Entries from a dataset of interfaces:
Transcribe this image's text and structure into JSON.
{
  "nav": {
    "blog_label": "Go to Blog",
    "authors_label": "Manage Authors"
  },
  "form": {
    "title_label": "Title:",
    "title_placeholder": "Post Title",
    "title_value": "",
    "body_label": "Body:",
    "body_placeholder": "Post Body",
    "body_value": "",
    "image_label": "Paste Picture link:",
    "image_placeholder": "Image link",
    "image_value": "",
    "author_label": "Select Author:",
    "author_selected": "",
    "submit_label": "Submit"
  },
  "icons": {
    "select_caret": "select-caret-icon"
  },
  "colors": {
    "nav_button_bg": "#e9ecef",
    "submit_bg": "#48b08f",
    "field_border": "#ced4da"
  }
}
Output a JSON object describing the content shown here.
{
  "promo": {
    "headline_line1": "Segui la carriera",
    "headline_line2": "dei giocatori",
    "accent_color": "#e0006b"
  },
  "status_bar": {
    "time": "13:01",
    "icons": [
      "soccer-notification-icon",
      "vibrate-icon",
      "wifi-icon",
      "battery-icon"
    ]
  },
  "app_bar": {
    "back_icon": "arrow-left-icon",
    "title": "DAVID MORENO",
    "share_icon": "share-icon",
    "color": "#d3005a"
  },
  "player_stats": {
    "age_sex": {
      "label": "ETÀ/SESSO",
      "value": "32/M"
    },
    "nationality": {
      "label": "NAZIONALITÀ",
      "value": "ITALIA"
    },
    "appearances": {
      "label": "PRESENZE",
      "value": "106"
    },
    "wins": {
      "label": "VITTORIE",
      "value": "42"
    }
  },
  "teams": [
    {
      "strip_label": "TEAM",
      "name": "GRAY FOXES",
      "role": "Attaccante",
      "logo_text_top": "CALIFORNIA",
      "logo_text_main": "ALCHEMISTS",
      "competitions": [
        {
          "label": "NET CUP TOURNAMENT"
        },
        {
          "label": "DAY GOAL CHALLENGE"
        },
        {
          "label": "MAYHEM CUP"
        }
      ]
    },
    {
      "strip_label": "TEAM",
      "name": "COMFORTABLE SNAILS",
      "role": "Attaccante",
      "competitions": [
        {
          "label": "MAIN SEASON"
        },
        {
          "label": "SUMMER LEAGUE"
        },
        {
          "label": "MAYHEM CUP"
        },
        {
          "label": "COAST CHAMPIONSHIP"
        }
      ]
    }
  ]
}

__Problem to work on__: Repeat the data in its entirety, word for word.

__Result__:
Transcribe this image's text and structure into JSON.
{
  "nav": {
    "blog_label": "Go to Blog",
    "authors_label": "Manage Authors"
  },
  "form": {
    "title_label": "Title:",
    "title_placeholder": "Post Title",
    "title_value": "",
    "body_label": "Body:",
    "body_placeholder": "Post Body",
    "body_value": "",
    "image_label": "Paste Picture link:",
    "image_placeholder": "Image link",
    "image_value": "",
    "author_label": "Select Author:",
    "author_selected": "",
    "submit_label": "Submit"
  },
  "icons": {
    "select_caret": "select-caret-icon"
  },
  "colors": {
    "nav_button_bg": "#e9ecef",
    "submit_bg": "#48b08f",
    "field_border": "#ced4da"
  }
}
Output a JSON object describing the content shown here.
{
  "promo": {
    "headline_line1": "Segui la carriera",
    "headline_line2": "dei giocatori",
    "accent_color": "#e0006b"
  },
  "status_bar": {
    "time": "13:01",
    "icons": [
      "soccer-notification-icon",
      "vibrate-icon",
      "wifi-icon",
      "battery-icon"
    ]
  },
  "app_bar": {
    "back_icon": "arrow-left-icon",
    "title": "DAVID MORENO",
    "share_icon": "share-icon",
    "color": "#d3005a"
  },
  "player_stats": {
    "age_sex": {
      "label": "ETÀ/SESSO",
      "value": "32/M"
    },
    "nationality": {
      "label": "NAZIONALITÀ",
      "value": "ITALIA"
    },
    "appearances": {
      "label": "PRESENZE",
      "value": "106"
    },
    "wins": {
      "label": "VITTORIE",
      "value": "42"
    }
  },
  "teams": [
    {
      "strip_label": "TEAM",
      "name": "GRAY FOXES",
      "role": "Attaccante",
      "logo_text_top": "CALIFORNIA",
      "logo_text_main": "ALCHEMISTS",
      "competitions": [
        {
          "label": "NET CUP TOURNAMENT"
        },
        {
          "label": "DAY GOAL CHALLENGE"
        },
        {
          "label": "MAYHEM CUP"
        }
      ]
    },
    {
      "strip_label": "TEAM",
      "name": "COMFORTABLE SNAILS",
      "role": "Attaccante",
      "competitions": [
        {
          "label": "MAIN SEASON"
        },
        {
          "label": "SUMMER LEAGUE"
        },
        {
          "label": "MAYHEM CUP"
        },
        {
          "label": "COAST CHAMPIONSHIP"
        }
      ]
    }
  ]
}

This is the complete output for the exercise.